The evening news announces that hundreds of people peacefully demonstrated today in St Georges against Coard and the others. What??? Can this be true? We've heard nothing about it. No one we know was there or saw any kind of demonstration. And anyway, there's supposed to be a state of emergency prohibiting any kind of demonstrations ...

And this then marks yet another new stage. One where we're told what is happening even though we know it can't be true. The effect is confusing and disorientating, once again keeping people off balance and heightening anxiety levels. We can only assume it's a deliberate tactic. Another element of so-called 'psyops'.

It's just the beginning of our education into how propaganda works. So crude, but oh so effective.


Unknown said...

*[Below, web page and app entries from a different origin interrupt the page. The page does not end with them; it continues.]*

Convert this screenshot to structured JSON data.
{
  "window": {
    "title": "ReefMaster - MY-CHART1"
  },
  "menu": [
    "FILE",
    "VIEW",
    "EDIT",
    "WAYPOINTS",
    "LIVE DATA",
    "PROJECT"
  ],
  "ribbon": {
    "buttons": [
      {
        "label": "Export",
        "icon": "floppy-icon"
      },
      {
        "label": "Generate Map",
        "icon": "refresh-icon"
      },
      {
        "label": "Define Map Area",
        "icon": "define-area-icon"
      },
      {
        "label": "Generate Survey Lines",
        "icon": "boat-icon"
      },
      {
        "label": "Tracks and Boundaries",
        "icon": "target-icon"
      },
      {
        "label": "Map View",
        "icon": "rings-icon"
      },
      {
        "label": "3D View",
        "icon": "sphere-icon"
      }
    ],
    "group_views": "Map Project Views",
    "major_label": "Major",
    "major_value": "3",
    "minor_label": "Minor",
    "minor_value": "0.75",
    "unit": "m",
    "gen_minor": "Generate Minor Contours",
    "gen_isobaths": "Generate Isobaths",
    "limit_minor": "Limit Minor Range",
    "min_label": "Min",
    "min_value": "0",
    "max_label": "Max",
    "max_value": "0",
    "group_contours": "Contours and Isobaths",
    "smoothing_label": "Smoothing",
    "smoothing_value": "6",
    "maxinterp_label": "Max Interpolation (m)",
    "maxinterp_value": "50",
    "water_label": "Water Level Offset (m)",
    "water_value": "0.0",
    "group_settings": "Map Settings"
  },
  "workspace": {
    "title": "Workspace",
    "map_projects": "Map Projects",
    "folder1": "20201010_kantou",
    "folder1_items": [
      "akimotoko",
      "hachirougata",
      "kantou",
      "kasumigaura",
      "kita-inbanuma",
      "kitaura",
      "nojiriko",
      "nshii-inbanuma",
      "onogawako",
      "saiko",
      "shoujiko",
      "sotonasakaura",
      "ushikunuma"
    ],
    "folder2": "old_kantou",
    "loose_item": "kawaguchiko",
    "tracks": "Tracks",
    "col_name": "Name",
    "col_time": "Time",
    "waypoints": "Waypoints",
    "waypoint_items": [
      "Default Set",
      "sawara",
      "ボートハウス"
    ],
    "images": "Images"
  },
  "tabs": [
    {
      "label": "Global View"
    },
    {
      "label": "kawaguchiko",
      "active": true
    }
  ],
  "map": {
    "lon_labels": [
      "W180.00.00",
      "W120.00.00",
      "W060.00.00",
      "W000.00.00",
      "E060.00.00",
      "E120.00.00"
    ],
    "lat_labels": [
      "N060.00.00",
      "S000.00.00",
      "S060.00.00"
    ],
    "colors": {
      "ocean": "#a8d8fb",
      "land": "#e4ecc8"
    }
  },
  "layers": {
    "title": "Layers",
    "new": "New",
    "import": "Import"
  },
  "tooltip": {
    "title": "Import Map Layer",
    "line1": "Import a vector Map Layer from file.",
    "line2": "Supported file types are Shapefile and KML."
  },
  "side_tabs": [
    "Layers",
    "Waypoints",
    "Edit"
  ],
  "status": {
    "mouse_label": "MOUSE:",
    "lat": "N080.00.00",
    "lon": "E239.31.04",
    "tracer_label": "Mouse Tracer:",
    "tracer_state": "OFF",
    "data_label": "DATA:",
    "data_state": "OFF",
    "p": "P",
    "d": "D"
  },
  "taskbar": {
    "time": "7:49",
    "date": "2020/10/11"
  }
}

Yes, that is how it works. I can taste the disorientation from here. The hospital part sounds horrific ...

Anonymous said...

My heart and will in hiddenhomeless mode,so to speak,time to look for pastures new,but helped me through the winter cold and wet!...
xx homelesschicken

Liane Spicer said...

When I was in Grenada 5 years ago (just before hurricane Ivan hit) I noticed an unusual number of ruined, burnt-out buildings along the road from the airport to St. Georges, all along Grand Anse. I didn't realize at the time that it was a legacy of the invasion which seemed so far in the past, but that's exactly what it must have been.

Horrific is the word.

Debi said...

The way the propaganda works is really unsettling and that seems to be part of its purpose, Babs.

HC - keep that heart beating strong!

Liane - that shocks me that the buildings were still left derelict just 5 yrs ago. Nowadays anyone visiting would assume all damage they saw was down to the hurricane.